Keys had come to the University of Minnesota, and science, via the strangest of routes. The only child of parents who had married in their teens, Keys led a peripatetic early life; his family moved from Colorado to California (where his uncle, Lon Chaney, was launching a career as the star of silent horror movies like The Hunchback of Notre Dame), fled the San Francisco earthquake of 1906, and eventually settled in nearby Berkeley. As a teenager Keys ran away from home to shovel bat guano in an Arizona cave, worked as a powder monkey in a Colorado gold mine, got married and quickly divorced at age 19, enrolled and dropped out of Berkeley, and signed on to an oiler bound for China. (The crew’s diet on the voyage, he later recalled, “was mainly alcohol. I don’t remember eating anything.”)

When he returned he got a degree in economics, became a management trainee at Woolworth’s, and then abruptly abandoned that career and entered a doctorate program in oceanography and biology.
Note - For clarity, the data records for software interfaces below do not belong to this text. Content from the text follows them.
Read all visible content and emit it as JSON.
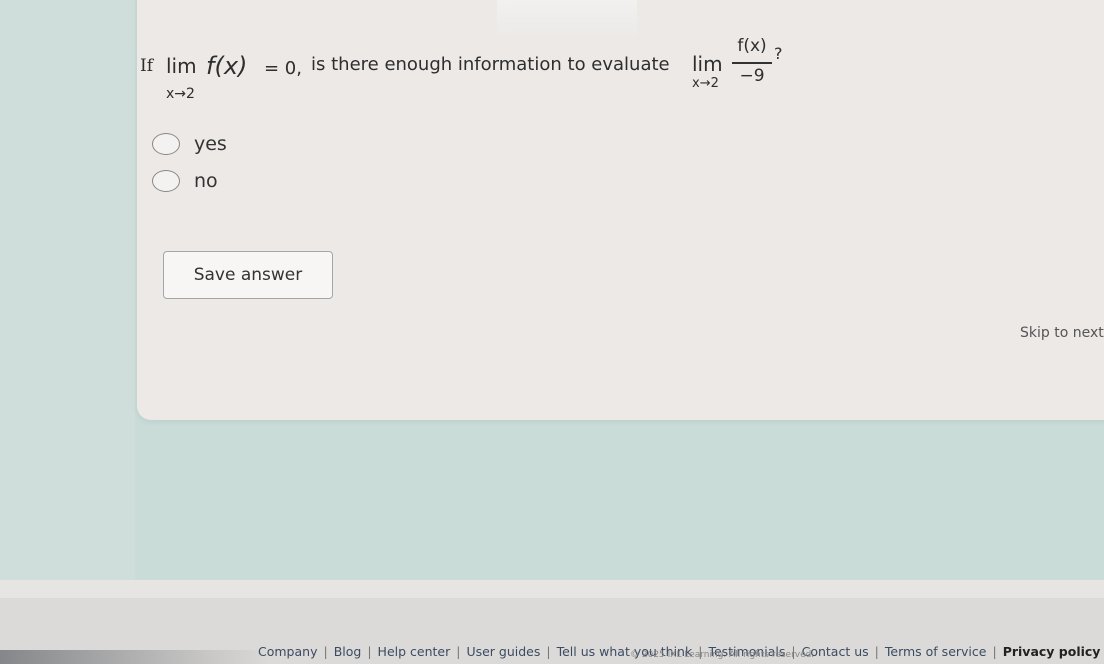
{
  "question": {
    "if_word": "If",
    "lim_word": "lim",
    "lim_sub": "x→2",
    "function_expr": "f(x)",
    "equals_part": "= 0,",
    "prompt_text": "is there enough information to evaluate",
    "lim2_word": "lim",
    "lim2_sub": "x→2",
    "fraction_numerator": "f(x)",
    "fraction_denominator": "−9",
    "question_mark": "?"
  },
  "options": [
    {
      "label": "yes",
      "selected": false
    },
    {
      "label": "no",
      "selected": false
    }
  ],
  "actions": {
    "save_label": "Save answer",
    "skip_label": "Skip to next q"
  },
  "footer": {
    "links": [
      {
        "label": "Company",
        "bold": false
      },
      {
        "label": "Blog",
        "bold": false
      },
      {
        "label": "Help center",
        "bold": false
      },
      {
        "label": "User guides",
        "bold": false
      },
      {
        "label": "Tell us what you think",
        "bold": false
      },
      {
        "label": "Testimonials",
        "bold": false
      },
      {
        "label": "Contact us",
        "bold": false
      },
      {
        "label": "Terms of service",
        "bold": false
      },
      {
        "label": "Privacy policy",
        "bold": true
      }
    ],
    "copyright": "© 2025 IXL Learning. All rights reserved."
  },
  "colors": {
    "background": "#c9dcd8",
    "card": "#ece9e7",
    "footer": "#e7e5e3"
  }
}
It wasn’t until 1936 that his interests turned to human physiology; during a 10-day expedition to the Andes, he conducted experiments on himself to ascertain the effects of high altitude on the human body.

When the army approached him to work on the new ration, Keys started with off-the-shelf products from a local grocery store—dried crackers, sausage, biscuits, and candy. After six months of testing on hapless soldiers at Fort Benning, Georgia, the final K ration was standardized as a package of three cardboard boxes: one each for breakfast, dinner, and supper.

Each brick-sized box contained the infamous canned meat or cheese; biscuits; candy, chocolate, or a dried fruit or cereal bar; instant coffee, a bouillon cube, or lemonade mix; chewing gum; salt, sugar, or a small pack of toilet paper—and always a packet of four cigarettes. The lemonade powder was a source of particular revulsion among the troops; it was so sour that it was nearly undrinkable, though GIs insisted that it worked great as a floor and oven cleaner.

Toward the end of the war, recognizing that starvation in war-torn Europe was going to be a huge problem, Keys conducted a landmark study on the effects of malnutrition, using conscientious objectors as volunteers and providing crucial recommendations on how to bring malnourished refugees back to health.

Heeding his own later advice, Keys ate lightly but well and lived to be 100, remaining intellectually active through age 97.


Originally published in the May 2009 issue of World War II. To subscribe, click here